Typha latifolia L.
Common Cattail, Bulrush, Common Bulrush, Broadleaf Cattail, Great Reedmace, Cooper’s Reed, Cumbungi, Narrow-leaved Cattails
Common cattail is a very familiar inhabitant of wet areas throughout the Americas, as well as in Europe, Asia, and Africa. It is a vigorous colonizer of disturbed areas with shallow water for much or all of the season. It forms dense colonies, spreading by cloning itself, and is common in roadside drainage ditches and ponds and swamps. In fact, cattails have thrived because humans are always reshaping the landscape. Over time, they are replaced by other species, still present but less dominant.
Identification: Plants are 3-9½' (1-3 m) tall, with long, thick, flat, straplike pointed leaves like giant grass blades. Leaves are ⅛-1" (6-29 mm) wide and up to 8' (2.5 m) long. A single stout smooth stem, up to ½" (1.3 cm) around, supports the flowerhead. A large sausage-shaped female flowerhead is the most noticeable characteristic. It is ⅝-1¾" (1.8-5 cm) thick and 6-10" (15-25 cm) tall. Above it is a narrower spike of male flowers, sometimes separated from the male spike by up to 1½" (3.8 cm). Flowers appear from June to July. As the plant ages, the male flowers wither, and the female spike turns dark brown, feeling like dense felt. If the flowers were fertilized, they produce small nutlike achenes or seeds. Gradually the seeds peel away from the stem, floating on windborne parachutes to begin again.
These plants hybridize freely with narrower varieties, so there are many subtle variations. We distinguish here only between this and Typha angustifolia, narrow-leaved cattails.
Edibility: Cattail roots may be eaten after peeling and cooking them. Leaf bases and peeled stems are edible, cooked or raw.
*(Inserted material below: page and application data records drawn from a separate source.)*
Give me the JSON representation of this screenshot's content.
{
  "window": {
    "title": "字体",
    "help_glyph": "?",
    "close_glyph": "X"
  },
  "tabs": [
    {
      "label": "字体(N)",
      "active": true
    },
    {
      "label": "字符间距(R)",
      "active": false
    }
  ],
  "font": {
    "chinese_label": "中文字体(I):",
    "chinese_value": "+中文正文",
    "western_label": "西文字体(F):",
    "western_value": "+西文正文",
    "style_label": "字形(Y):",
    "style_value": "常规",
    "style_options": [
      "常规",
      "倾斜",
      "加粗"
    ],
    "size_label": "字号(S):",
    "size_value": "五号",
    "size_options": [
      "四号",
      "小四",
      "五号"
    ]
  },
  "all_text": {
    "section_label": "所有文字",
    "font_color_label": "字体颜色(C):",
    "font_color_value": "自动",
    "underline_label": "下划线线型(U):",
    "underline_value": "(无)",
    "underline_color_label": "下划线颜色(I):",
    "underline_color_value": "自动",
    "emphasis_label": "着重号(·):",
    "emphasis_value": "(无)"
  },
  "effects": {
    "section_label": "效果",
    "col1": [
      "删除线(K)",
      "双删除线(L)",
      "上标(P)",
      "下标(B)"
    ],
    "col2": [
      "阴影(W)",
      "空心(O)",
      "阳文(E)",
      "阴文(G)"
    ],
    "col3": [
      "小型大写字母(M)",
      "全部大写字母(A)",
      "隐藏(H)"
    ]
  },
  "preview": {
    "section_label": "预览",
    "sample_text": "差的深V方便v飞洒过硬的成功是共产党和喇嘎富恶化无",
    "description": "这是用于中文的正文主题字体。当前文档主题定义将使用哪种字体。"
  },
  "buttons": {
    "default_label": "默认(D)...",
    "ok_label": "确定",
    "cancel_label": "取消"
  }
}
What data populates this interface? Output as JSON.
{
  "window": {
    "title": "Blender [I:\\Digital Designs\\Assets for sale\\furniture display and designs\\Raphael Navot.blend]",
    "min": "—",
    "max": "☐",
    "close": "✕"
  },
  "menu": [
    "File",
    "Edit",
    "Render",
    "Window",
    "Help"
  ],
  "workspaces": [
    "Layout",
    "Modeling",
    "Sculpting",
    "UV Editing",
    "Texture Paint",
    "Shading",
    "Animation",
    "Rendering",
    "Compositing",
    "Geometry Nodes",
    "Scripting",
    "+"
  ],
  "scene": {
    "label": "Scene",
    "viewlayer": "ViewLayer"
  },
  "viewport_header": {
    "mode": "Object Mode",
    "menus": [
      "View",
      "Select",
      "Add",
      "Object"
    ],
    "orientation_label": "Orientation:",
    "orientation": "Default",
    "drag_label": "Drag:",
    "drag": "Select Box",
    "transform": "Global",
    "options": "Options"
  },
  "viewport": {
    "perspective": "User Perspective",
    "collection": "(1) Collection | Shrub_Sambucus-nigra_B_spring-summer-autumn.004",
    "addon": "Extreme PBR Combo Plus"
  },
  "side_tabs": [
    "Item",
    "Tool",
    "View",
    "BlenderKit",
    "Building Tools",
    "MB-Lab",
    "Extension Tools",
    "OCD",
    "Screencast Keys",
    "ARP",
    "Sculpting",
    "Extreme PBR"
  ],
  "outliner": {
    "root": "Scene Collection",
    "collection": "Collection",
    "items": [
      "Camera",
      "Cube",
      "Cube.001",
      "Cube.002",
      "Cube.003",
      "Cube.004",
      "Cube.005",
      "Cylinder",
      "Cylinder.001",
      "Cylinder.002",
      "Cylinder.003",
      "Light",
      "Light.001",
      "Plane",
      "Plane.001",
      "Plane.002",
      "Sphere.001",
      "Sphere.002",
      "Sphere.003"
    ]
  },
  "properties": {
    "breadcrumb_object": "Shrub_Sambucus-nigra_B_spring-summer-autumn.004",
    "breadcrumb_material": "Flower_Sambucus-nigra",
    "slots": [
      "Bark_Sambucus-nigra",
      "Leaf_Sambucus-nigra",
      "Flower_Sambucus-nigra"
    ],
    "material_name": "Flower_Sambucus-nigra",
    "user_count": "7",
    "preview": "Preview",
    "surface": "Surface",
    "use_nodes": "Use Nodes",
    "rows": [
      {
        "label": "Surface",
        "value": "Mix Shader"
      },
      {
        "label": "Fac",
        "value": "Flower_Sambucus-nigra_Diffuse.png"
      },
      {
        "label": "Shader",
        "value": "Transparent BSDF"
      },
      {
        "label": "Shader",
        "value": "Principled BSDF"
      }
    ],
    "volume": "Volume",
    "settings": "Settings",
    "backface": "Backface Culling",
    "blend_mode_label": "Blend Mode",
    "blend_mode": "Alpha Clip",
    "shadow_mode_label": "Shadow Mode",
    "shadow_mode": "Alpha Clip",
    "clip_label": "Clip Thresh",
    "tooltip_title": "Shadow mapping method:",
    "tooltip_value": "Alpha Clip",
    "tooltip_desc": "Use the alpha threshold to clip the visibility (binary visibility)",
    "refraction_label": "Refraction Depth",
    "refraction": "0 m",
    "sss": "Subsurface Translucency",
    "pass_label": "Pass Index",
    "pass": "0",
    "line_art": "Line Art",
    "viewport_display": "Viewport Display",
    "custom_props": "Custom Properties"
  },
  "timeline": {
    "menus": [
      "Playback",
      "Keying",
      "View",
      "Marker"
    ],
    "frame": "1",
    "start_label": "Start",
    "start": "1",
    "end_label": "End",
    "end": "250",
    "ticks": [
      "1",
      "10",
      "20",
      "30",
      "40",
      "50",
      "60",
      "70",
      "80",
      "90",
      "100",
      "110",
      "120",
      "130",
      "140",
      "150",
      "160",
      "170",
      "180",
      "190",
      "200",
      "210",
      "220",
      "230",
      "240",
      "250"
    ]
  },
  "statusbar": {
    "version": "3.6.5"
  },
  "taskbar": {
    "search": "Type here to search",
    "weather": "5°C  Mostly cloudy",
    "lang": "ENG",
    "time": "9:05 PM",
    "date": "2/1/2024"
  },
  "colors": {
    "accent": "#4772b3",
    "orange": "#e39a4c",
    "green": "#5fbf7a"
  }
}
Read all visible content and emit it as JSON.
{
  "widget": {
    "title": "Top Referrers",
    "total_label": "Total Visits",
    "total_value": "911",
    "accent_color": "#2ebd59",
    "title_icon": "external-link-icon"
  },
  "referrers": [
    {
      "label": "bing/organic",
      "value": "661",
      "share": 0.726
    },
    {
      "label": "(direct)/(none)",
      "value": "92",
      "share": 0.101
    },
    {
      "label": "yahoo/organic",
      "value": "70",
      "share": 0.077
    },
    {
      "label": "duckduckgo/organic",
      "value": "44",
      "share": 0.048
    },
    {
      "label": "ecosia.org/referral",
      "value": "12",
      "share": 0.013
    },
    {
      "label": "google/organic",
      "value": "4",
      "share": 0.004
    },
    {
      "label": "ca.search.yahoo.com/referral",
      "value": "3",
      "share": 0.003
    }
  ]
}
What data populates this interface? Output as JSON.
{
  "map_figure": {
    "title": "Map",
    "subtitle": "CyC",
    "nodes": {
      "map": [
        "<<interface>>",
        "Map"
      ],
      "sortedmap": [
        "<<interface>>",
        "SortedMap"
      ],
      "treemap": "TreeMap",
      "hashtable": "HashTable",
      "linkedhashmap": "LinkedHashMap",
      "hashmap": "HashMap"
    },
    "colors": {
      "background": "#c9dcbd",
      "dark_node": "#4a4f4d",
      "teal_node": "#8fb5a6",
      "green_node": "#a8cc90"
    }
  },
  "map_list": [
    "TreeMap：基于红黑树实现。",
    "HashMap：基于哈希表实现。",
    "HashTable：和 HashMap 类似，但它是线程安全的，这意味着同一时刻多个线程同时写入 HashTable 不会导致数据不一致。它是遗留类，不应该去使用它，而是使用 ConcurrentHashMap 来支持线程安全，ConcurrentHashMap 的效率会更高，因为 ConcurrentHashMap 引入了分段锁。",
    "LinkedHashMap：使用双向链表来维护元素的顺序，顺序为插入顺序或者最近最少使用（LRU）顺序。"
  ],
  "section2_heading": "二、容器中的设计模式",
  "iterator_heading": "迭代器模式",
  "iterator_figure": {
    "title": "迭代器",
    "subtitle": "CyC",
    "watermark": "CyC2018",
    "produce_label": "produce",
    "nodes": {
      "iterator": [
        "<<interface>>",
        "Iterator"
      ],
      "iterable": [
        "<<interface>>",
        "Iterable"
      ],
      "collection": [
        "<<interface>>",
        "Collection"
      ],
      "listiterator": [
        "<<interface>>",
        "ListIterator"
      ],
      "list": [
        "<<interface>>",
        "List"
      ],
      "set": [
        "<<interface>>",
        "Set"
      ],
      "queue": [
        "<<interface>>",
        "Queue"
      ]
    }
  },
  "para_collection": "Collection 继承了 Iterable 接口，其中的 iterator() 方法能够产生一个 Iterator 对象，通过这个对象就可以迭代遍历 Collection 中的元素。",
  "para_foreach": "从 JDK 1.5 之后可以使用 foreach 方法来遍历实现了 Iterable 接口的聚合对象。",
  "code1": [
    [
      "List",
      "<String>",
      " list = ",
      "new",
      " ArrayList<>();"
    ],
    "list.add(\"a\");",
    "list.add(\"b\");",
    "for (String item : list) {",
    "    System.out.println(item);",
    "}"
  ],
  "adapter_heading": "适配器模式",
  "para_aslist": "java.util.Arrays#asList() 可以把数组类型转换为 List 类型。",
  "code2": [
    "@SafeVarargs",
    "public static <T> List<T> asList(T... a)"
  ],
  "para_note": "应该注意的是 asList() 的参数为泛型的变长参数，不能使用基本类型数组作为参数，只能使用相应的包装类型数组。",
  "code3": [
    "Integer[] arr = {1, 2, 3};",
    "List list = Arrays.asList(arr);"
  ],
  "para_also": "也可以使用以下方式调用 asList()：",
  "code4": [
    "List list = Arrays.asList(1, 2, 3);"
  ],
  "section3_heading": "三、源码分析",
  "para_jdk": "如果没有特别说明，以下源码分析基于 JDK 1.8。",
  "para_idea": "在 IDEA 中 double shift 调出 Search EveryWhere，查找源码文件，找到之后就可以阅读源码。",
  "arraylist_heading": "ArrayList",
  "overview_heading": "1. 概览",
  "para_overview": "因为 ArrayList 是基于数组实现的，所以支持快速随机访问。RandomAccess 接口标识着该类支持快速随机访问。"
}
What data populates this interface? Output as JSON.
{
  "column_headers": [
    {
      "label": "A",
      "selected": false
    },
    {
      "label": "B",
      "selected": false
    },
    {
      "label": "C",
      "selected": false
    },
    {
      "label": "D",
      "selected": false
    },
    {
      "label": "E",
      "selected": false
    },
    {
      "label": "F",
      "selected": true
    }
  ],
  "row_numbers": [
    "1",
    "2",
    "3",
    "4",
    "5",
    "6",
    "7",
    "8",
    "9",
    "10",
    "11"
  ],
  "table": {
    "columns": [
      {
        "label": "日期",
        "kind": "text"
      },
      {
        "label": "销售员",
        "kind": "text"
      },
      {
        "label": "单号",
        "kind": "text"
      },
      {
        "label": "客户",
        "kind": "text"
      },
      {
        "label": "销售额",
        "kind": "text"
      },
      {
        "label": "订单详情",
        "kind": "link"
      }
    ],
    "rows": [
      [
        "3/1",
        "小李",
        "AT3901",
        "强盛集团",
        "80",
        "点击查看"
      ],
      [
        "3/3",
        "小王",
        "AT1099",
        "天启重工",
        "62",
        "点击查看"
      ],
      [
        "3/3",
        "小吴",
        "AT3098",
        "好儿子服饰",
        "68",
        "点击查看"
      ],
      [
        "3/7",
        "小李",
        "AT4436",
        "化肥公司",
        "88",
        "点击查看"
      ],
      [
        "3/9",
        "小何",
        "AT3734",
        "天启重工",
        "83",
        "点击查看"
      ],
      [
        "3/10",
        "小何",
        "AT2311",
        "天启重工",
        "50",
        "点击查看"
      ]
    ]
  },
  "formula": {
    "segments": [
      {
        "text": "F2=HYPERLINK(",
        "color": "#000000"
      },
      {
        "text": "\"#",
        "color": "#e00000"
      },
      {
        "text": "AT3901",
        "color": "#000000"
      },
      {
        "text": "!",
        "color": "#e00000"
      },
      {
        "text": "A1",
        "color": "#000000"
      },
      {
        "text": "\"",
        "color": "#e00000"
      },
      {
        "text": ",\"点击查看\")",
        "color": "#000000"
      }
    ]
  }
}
Young flower spikes are also edible.
Typha latifolia on Wikipedia
Typha latifolia at Illinois Wildflowers
Typha latifolia on Kansas Wildflowers and Grasses
Typha latifolia on Plants for a Future, a resource and information centre for edible and otherwise useful plants
Typha latifolia on the USDA Plants Database
Typha latifolia on floridata.com
Typha latifolia on the USDA Forest Service's Fire Effects Information Database
Typha latifolia on eFloras
Typha latifolia description by Thomas H. Kent, last updated 2 Jan 2019.